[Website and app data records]
========================================
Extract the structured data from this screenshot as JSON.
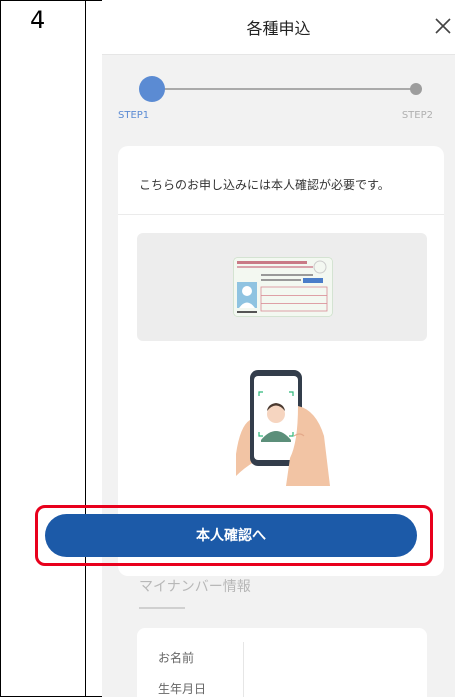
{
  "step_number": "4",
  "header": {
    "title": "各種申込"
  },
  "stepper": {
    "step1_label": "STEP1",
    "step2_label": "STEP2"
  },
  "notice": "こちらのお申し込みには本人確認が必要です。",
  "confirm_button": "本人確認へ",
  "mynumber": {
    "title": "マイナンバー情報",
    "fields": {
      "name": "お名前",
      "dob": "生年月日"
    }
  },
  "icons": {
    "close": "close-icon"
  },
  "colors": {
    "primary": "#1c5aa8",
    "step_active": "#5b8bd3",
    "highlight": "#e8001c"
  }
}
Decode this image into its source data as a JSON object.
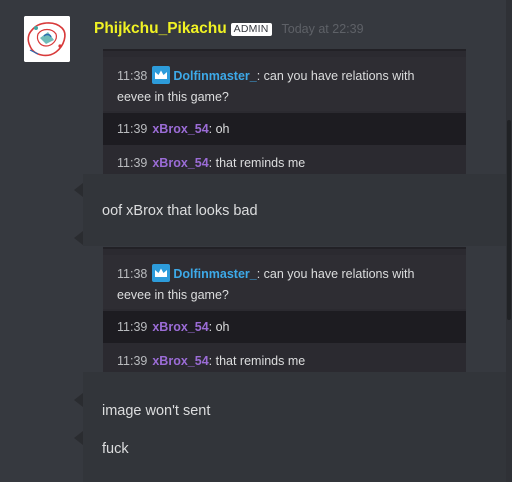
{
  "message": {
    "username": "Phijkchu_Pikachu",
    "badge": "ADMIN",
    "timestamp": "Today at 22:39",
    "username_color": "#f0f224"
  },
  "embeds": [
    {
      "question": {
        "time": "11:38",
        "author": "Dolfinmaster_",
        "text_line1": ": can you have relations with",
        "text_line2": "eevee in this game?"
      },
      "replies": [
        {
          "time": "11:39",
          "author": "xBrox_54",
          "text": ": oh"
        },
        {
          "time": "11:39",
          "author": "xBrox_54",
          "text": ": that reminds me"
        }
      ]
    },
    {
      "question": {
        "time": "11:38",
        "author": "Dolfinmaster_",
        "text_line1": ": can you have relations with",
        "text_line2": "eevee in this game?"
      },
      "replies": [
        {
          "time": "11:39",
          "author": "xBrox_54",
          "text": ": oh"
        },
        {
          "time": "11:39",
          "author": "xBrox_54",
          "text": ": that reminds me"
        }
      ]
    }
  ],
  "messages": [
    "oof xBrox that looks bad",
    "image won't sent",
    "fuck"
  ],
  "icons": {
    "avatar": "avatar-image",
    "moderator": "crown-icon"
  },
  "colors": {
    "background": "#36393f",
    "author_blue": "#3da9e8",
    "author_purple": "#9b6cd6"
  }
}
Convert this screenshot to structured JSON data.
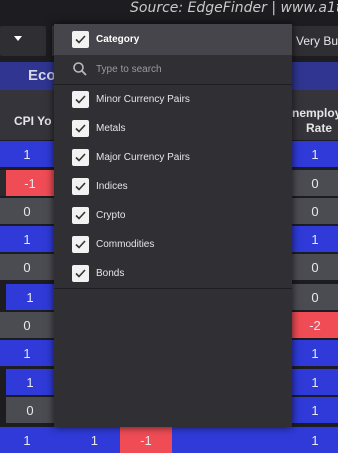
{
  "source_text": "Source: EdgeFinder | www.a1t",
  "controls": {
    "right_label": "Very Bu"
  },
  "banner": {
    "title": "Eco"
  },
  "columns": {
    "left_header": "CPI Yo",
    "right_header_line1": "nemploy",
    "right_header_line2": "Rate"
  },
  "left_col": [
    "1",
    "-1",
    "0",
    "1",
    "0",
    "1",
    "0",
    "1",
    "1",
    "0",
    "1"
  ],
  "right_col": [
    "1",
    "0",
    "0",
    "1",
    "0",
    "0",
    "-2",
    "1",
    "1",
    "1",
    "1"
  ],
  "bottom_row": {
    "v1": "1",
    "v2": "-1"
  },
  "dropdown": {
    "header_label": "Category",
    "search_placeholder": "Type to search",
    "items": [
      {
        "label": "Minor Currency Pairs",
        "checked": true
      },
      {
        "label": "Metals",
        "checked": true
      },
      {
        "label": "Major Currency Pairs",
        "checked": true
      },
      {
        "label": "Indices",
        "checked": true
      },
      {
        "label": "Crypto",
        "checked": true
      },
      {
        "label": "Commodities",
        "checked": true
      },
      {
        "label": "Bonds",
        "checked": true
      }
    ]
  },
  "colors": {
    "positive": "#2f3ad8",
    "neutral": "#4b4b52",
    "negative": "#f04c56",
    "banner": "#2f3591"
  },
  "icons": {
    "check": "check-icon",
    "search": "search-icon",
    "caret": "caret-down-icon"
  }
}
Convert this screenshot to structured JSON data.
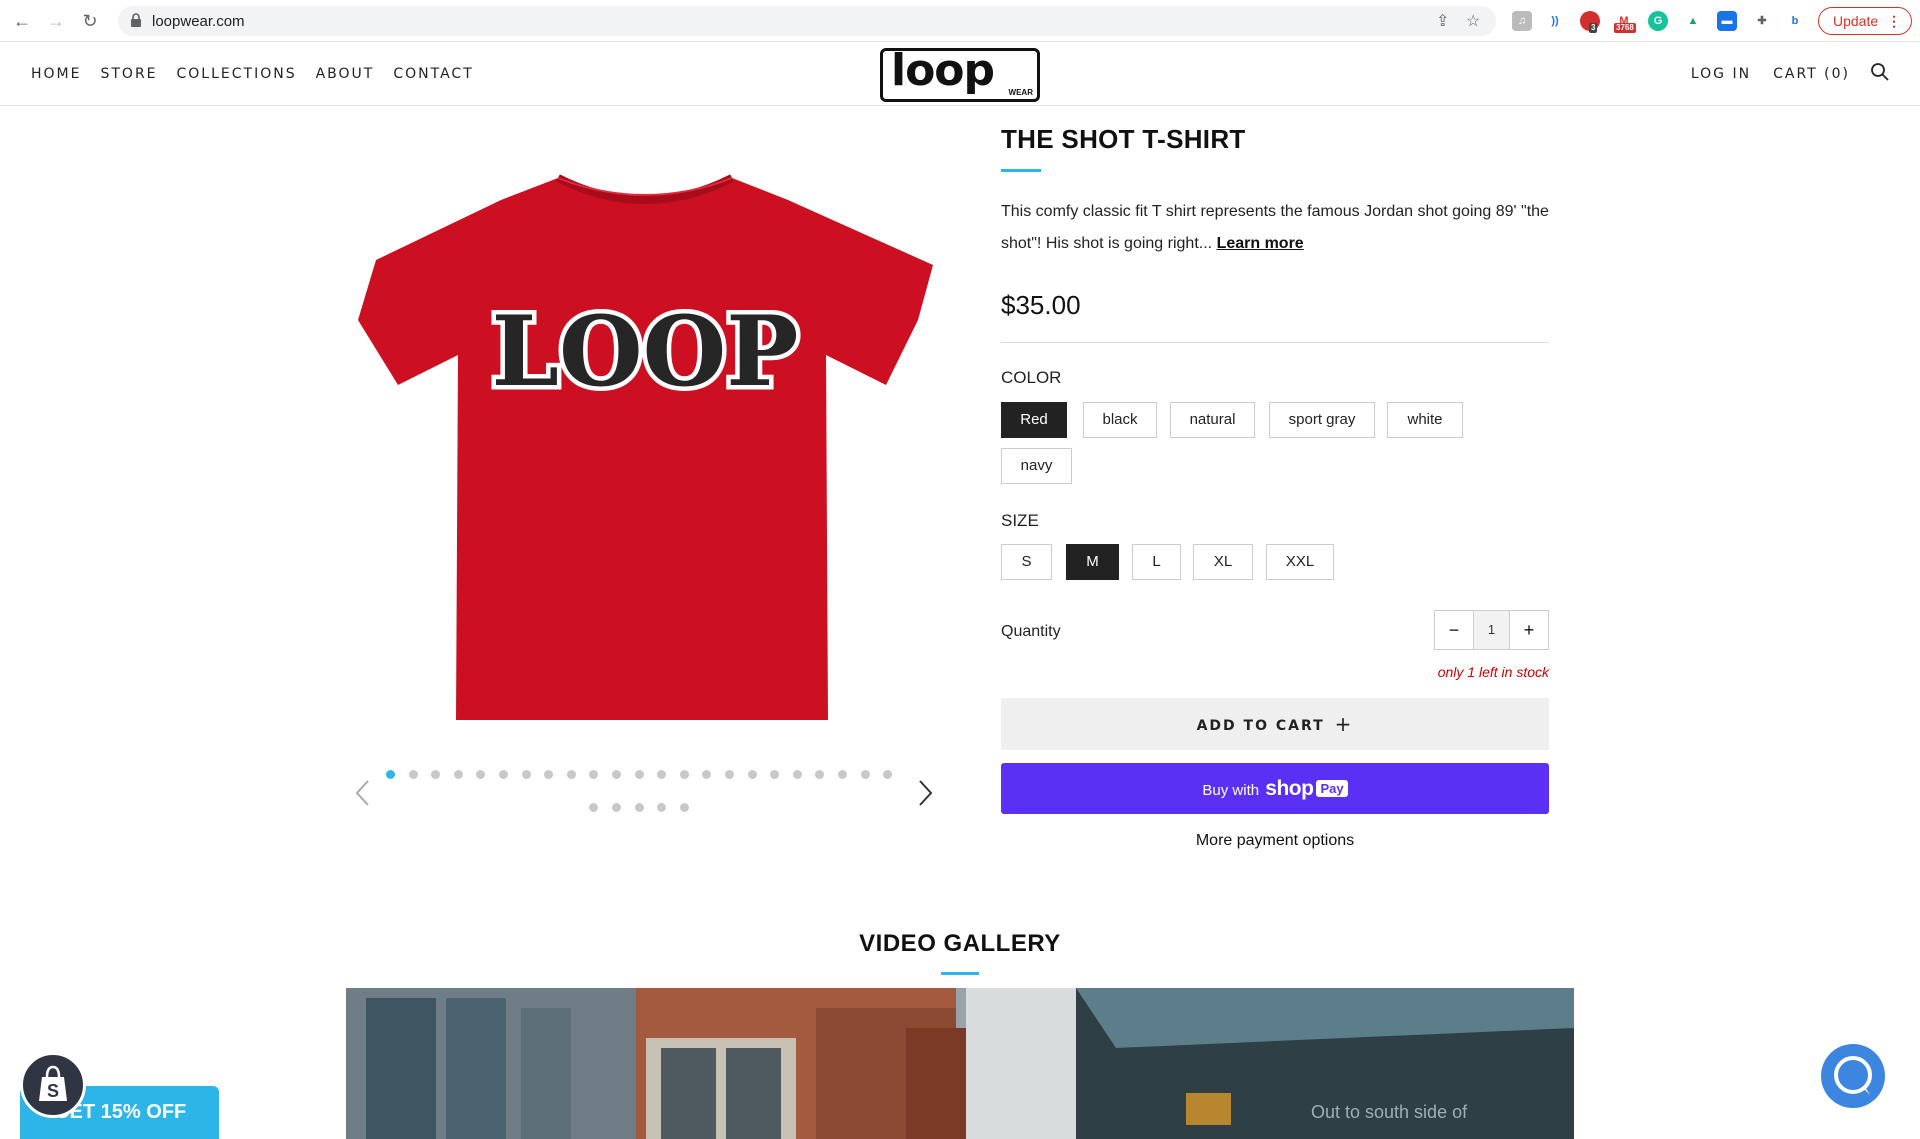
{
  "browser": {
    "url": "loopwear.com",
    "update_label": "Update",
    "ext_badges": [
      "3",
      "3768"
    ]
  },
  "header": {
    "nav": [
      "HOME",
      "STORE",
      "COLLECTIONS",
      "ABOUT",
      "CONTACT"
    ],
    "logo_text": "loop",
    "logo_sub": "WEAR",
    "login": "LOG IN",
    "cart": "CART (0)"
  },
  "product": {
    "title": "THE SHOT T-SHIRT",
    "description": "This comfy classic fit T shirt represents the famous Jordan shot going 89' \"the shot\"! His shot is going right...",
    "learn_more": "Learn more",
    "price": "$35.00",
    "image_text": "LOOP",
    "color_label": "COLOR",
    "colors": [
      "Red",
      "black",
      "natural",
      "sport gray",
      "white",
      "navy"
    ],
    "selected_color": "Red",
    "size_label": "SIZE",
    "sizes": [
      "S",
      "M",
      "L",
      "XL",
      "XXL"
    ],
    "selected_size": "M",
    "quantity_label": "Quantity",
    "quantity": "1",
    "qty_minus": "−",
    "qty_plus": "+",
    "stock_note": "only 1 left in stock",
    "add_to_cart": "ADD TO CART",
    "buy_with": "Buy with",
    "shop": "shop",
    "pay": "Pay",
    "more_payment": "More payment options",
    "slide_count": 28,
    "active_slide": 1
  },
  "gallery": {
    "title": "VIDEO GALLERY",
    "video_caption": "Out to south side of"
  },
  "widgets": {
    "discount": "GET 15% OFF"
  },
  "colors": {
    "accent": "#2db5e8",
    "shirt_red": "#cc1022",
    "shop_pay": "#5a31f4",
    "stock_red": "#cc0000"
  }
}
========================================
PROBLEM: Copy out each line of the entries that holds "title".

SOLUTION:
    "title": "各種申込"
    "title": "マイナンバー情報",
    "title": "Eco"
    "title": "THE SHOT T-SHIRT",
    "title": "VIDEO GALLERY",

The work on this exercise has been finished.